The cat rumbled and jerked along as we twisted and turned up a series of steep snow roads to higher elevations. Hall & Oats blared on the small stereo system we brought along and everyone had a big smile of anticipation on their face. Unlike our first warmup runs two days ago, this time we didn’t waste a moment on low angle terrain but immediately dropped into a series of steep, moderately narrow bowls, being careful as we slid over and between large cornices frozen by the early morning cold.

As before, the snow was light and deep. Skiing one at a time behind our guides, the flakes flew up from the bottoms of our skis over the knees and all of us felt that magic sensation of floating freedom that is the dream of skiing.

Many lines that day fed into diverse forests of trees where the quiet of the Monashees could truly be appreciated. Tight turns and then a series of quick roll-overs fed to a series of paths through the woods down to where the snow cat waited. Like the Hall & Oats music and songs spilling from our portable speaker, we hit repeat on the series of slopes skied that day, making our way up and around the Dark Side where there wasn’t another soul in sight for miles. In addition to some of the terrain skied during our first excursion, we explored a variety of new areas, one of which became an all time favorite of the trip. That particular run commanded A LOT of thigh-burning vertical and was an area, due to its snow stability, where we could all ski together without the terribly cautious approach taken in the steeper avalanche terrain.

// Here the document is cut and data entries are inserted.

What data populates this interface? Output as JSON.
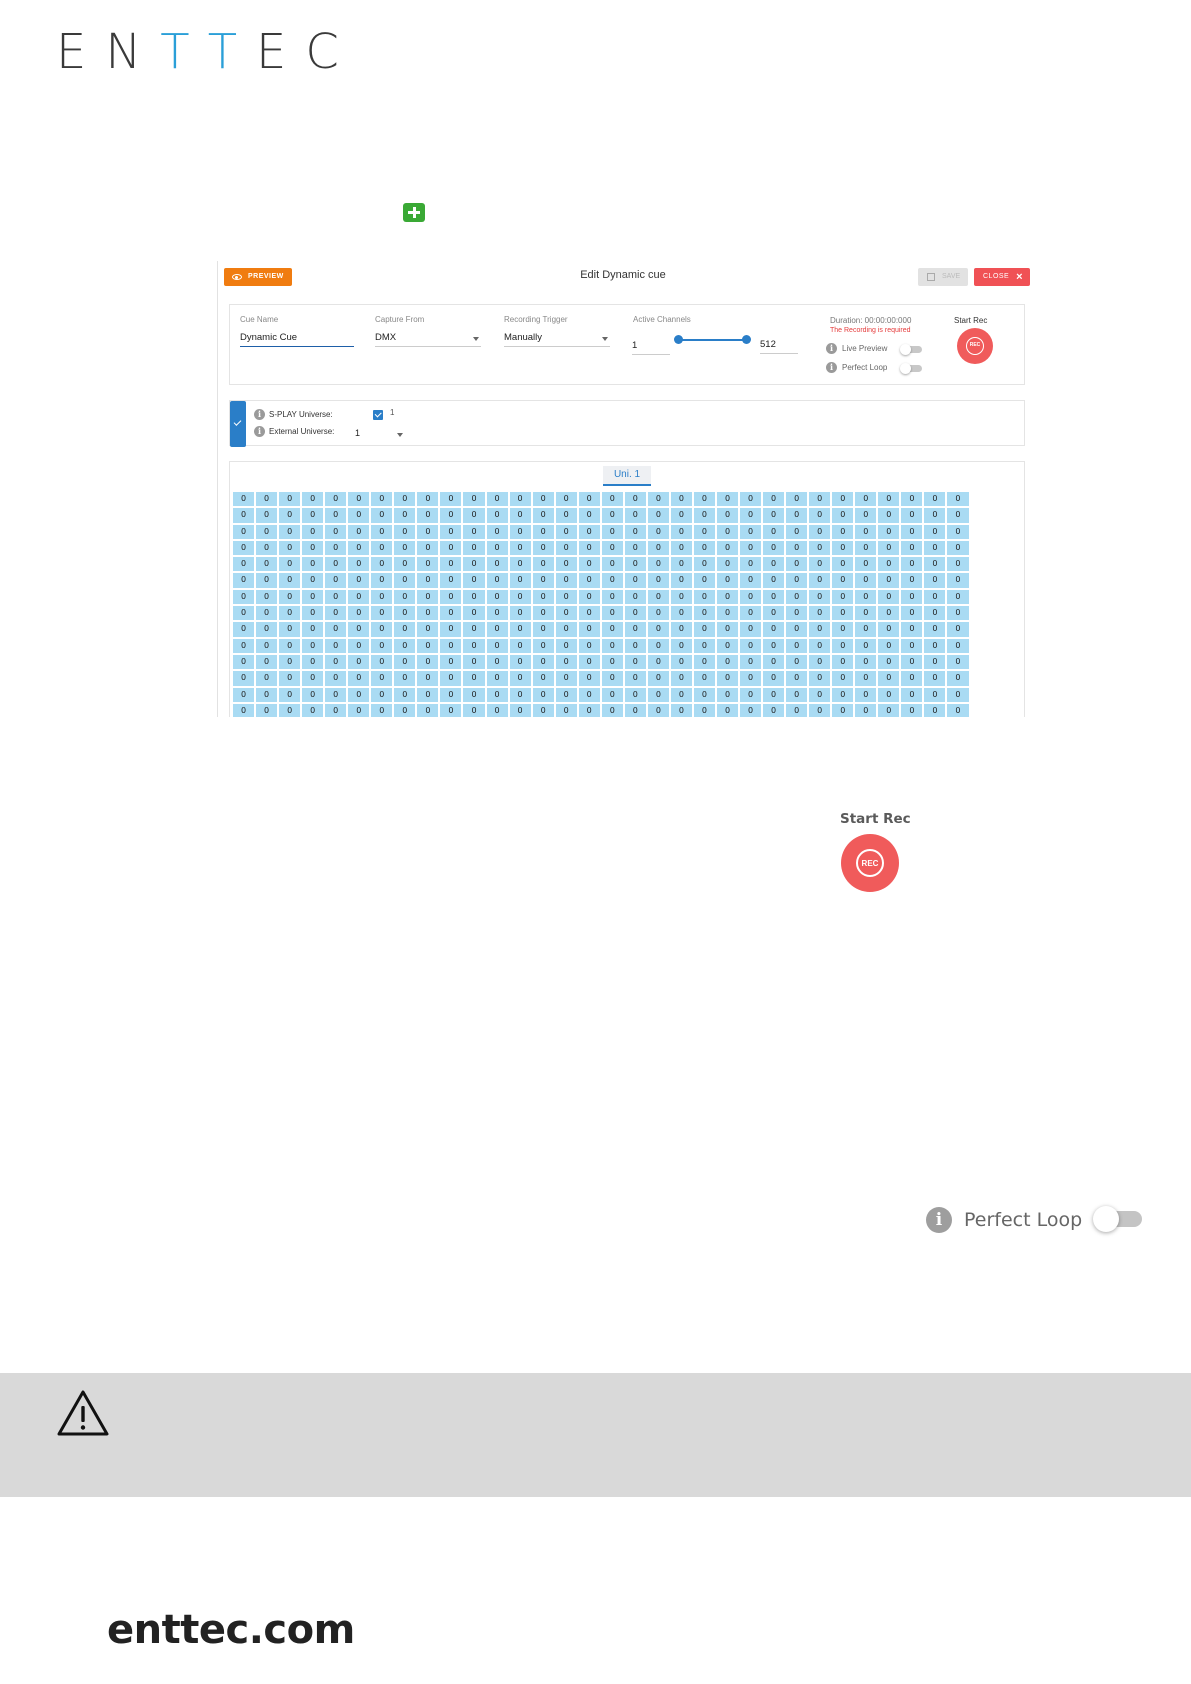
{
  "brand": {
    "logo_pre": "EN",
    "logo_mid": "TT",
    "logo_post": "EC"
  },
  "app": {
    "title": "Edit Dynamic cue",
    "preview_label": "PREVIEW",
    "save_label": "SAVE",
    "close_label": "CLOSE",
    "fields": {
      "cue_name": {
        "label": "Cue Name",
        "value": "Dynamic Cue"
      },
      "capture_from": {
        "label": "Capture From",
        "value": "DMX"
      },
      "recording_trigger": {
        "label": "Recording Trigger",
        "value": "Manually"
      },
      "active_channels": {
        "label": "Active Channels",
        "from": "1",
        "to": "512"
      }
    },
    "duration": "Duration: 00:00:00:000",
    "recording_required": "The Recording is required",
    "live_preview_label": "Live Preview",
    "perfect_loop_label": "Perfect Loop",
    "start_rec_label": "Start Rec",
    "rec_label": "REC",
    "splay_universe_label": "S-PLAY Universe:",
    "splay_universe_value": "1",
    "external_universe_label": "External Universe:",
    "external_universe_value": "1",
    "universe_tab": "Uni. 1",
    "dmx_value": "0",
    "dmx_rows": 14,
    "dmx_cols": 32
  },
  "zoom": {
    "start_rec_label": "Start Rec",
    "rec_label": "REC",
    "perfect_loop_label": "Perfect Loop"
  },
  "footer": {
    "website": "enttec.com"
  },
  "colors": {
    "accent_blue": "#2a9fd8",
    "rec_red": "#f05b5b",
    "preview_orange": "#f07c10",
    "close_red": "#f05155",
    "dmx_cell": "#a9dbf3"
  }
}
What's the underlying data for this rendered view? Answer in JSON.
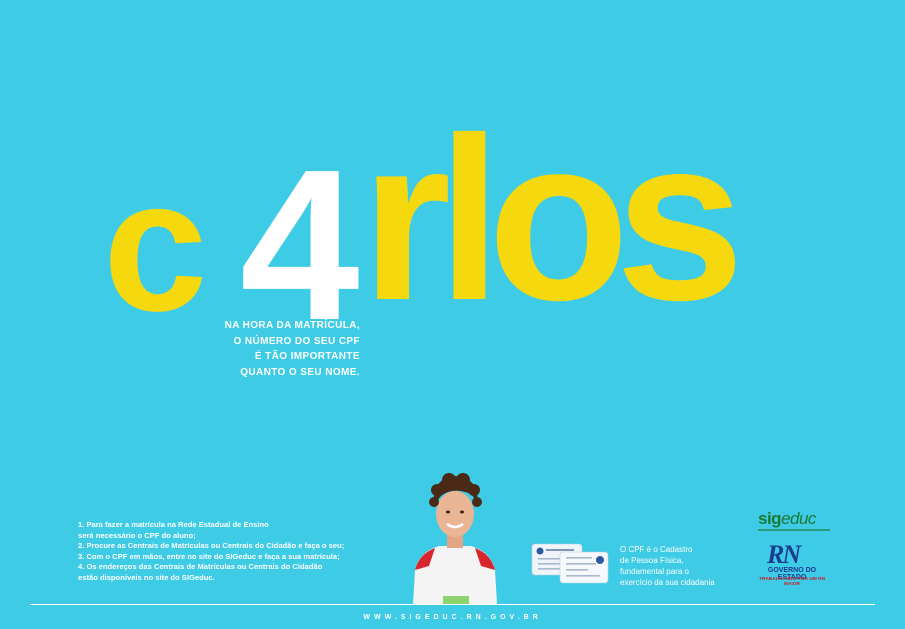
{
  "headline": {
    "letter_c": "c",
    "digit": "4",
    "rest": "rlos",
    "color_yellow": "#f5d80e",
    "color_white": "#ffffff"
  },
  "tagline": {
    "lines": [
      "NA HORA DA MATRÍCULA,",
      "O NÚMERO DO SEU CPF",
      "É TÃO IMPORTANTE",
      "QUANTO O SEU NOME."
    ]
  },
  "steps": {
    "lines": [
      "1. Para fazer a matrícula na Rede Estadual de Ensino",
      "será necessário o CPF do aluno;",
      "2. Procure as Centrais de Matrículas ou Centrais do Cidadão e faça o seu;",
      "3. Com o CPF em mãos, entre no site do SIGeduc e faça a sua matrícula;",
      "4. Os endereços das Centrais de Matrículas ou Centrais do Cidadão",
      "estão disponíveis no site do SIGeduc."
    ]
  },
  "cpf_note": {
    "lines": [
      "O CPF é o Cadastro",
      "de Pessoa Física,",
      "fundamental para o",
      "exercício da sua cidadania"
    ]
  },
  "logos": {
    "sig_prefix": "sig",
    "sig_suffix": "educ",
    "rn_mark": "RN",
    "rn_line1": "GOVERNO DO ESTADO",
    "rn_line2": "TRABALHANDO POR UM RN MAIOR"
  },
  "footer": {
    "url": "WWW.SIGEDUC.RN.GOV.BR"
  },
  "colors": {
    "background": "#3dcbe6",
    "sig_green": "#1d7a35",
    "rn_blue": "#1a3d8f",
    "rn_red": "#c8202a"
  }
}
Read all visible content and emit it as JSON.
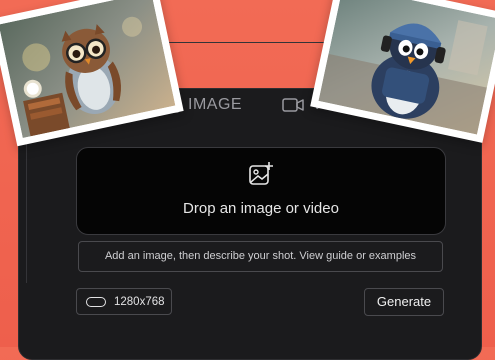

Set free by our guide Penny, this expansive bowl saw a bunch of 30 and 40-somethings transformed into a posse of boys hooting with delight in a series of criss-crossed powder tracks from top to bottom. Some of us made powder-8s, others straight lined certain sections to bring snow up to their chests while still a few even stopped from time to time, to take in the view of the mountains and to survey the bouncing, bobbing and smiling skiers below. In the midst of this scene I couldn’t help but think that Peter Pan would be proud: grownups with jobs, children and responsibilities acting exactly as they did when they were 10 or 12 years old and all because of frozen water that had fallen in the mountains.

In the midst of great skiing, fantastic camaraderie, and the wonderful up and down rhythm of the day’s events, the afternoon sun began its descent and before we knew it, the adventure was coming to a close. However, like the boys we became, we begged our guide Penny for more more run. She did what all fairy godmothers would do and granted our wish. So we had our last and final ski of the trip down the favorite pitch that had been our playground for the afternoon. Tired but utterly satisfied, we made our way to the base camp where a series of additional handshakes, hugs and pictures ensued. It was sad to be leaving but the people, places and memories of our time in Revelstoke were certainly not elements that we would easily forget.